Every line in the listing should be set down again verbatim.

┌──

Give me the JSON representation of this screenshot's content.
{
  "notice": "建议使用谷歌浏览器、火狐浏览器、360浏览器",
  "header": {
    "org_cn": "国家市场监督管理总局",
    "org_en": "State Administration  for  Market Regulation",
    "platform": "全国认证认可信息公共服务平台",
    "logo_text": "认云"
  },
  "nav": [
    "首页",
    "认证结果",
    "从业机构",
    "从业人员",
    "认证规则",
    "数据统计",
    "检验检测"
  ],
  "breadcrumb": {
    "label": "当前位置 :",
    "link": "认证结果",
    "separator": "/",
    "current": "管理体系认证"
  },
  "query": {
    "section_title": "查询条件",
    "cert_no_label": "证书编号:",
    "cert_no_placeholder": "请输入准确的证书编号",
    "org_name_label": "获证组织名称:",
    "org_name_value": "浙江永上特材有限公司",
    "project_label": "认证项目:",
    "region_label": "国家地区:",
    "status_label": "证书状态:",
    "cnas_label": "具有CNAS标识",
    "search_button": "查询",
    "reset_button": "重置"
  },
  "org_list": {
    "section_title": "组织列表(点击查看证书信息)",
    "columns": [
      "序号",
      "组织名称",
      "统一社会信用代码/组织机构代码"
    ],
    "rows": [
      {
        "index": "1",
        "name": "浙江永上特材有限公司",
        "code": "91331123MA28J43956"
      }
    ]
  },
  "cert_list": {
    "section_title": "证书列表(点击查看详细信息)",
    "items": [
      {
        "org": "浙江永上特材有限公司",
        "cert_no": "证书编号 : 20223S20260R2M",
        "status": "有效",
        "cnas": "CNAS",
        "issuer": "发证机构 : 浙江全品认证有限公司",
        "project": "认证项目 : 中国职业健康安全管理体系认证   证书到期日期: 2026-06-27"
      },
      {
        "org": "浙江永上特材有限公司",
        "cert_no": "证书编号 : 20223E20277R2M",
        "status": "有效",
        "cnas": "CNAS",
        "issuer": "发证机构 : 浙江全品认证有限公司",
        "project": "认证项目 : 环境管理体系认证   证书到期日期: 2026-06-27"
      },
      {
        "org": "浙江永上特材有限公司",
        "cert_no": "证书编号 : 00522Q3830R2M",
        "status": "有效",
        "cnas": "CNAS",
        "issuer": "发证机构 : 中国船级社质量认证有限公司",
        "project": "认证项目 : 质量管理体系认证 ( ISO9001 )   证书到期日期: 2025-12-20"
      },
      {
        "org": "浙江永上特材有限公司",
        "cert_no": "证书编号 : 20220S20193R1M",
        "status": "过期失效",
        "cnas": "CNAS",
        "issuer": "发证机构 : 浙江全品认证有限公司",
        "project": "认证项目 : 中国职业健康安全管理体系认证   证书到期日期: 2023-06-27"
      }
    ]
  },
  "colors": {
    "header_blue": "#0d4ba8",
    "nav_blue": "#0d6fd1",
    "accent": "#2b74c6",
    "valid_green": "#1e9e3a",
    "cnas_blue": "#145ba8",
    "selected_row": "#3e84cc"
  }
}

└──

● TASK RESPONSE
Give me the JSON representation of this screenshot's content.
{
  "notice": "建议使用谷歌浏览器、火狐浏览器、360浏览器",
  "header": {
    "org_cn": "国家市场监督管理总局",
    "org_en": "State Administration  for  Market Regulation",
    "platform": "全国认证认可信息公共服务平台",
    "logo_text": "认云"
  },
  "nav": [
    "首页",
    "认证结果",
    "从业机构",
    "从业人员",
    "认证规则",
    "数据统计",
    "检验检测"
  ],
  "breadcrumb": {
    "label": "当前位置 :",
    "link": "认证结果",
    "separator": "/",
    "current": "管理体系认证"
  },
  "query": {
    "section_title": "查询条件",
    "cert_no_label": "证书编号:",
    "cert_no_placeholder": "请输入准确的证书编号",
    "org_name_label": "获证组织名称:",
    "org_name_value": "浙江永上特材有限公司",
    "project_label": "认证项目:",
    "region_label": "国家地区:",
    "status_label": "证书状态:",
    "cnas_label": "具有CNAS标识",
    "search_button": "查询",
    "reset_button": "重置"
  },
  "org_list": {
    "section_title": "组织列表(点击查看证书信息)",
    "columns": [
      "序号",
      "组织名称",
      "统一社会信用代码/组织机构代码"
    ],
    "rows": [
      {
        "index": "1",
        "name": "浙江永上特材有限公司",
        "code": "91331123MA28J43956"
      }
    ]
  },
  "cert_list": {
    "section_title": "证书列表(点击查看详细信息)",
    "items": [
      {
        "org": "浙江永上特材有限公司",
        "cert_no": "证书编号 : 20223S20260R2M",
        "status": "有效",
        "cnas": "CNAS",
        "issuer": "发证机构 : 浙江全品认证有限公司",
        "project": "认证项目 : 中国职业健康安全管理体系认证   证书到期日期: 2026-06-27"
      },
      {
        "org": "浙江永上特材有限公司",
        "cert_no": "证书编号 : 20223E20277R2M",
        "status": "有效",
        "cnas": "CNAS",
        "issuer": "发证机构 : 浙江全品认证有限公司",
        "project": "认证项目 : 环境管理体系认证   证书到期日期: 2026-06-27"
      },
      {
        "org": "浙江永上特材有限公司",
        "cert_no": "证书编号 : 00522Q3830R2M",
        "status": "有效",
        "cnas": "CNAS",
        "issuer": "发证机构 : 中国船级社质量认证有限公司",
        "project": "认证项目 : 质量管理体系认证 ( ISO9001 )   证书到期日期: 2025-12-20"
      },
      {
        "org": "浙江永上特材有限公司",
        "cert_no": "证书编号 : 20220S20193R1M",
        "status": "过期失效",
        "cnas": "CNAS",
        "issuer": "发证机构 : 浙江全品认证有限公司",
        "project": "认证项目 : 中国职业健康安全管理体系认证   证书到期日期: 2023-06-27"
      }
    ]
  },
  "colors": {
    "header_blue": "#0d4ba8",
    "nav_blue": "#0d6fd1",
    "accent": "#2b74c6",
    "valid_green": "#1e9e3a",
    "cnas_blue": "#145ba8",
    "selected_row": "#3e84cc"
  }
}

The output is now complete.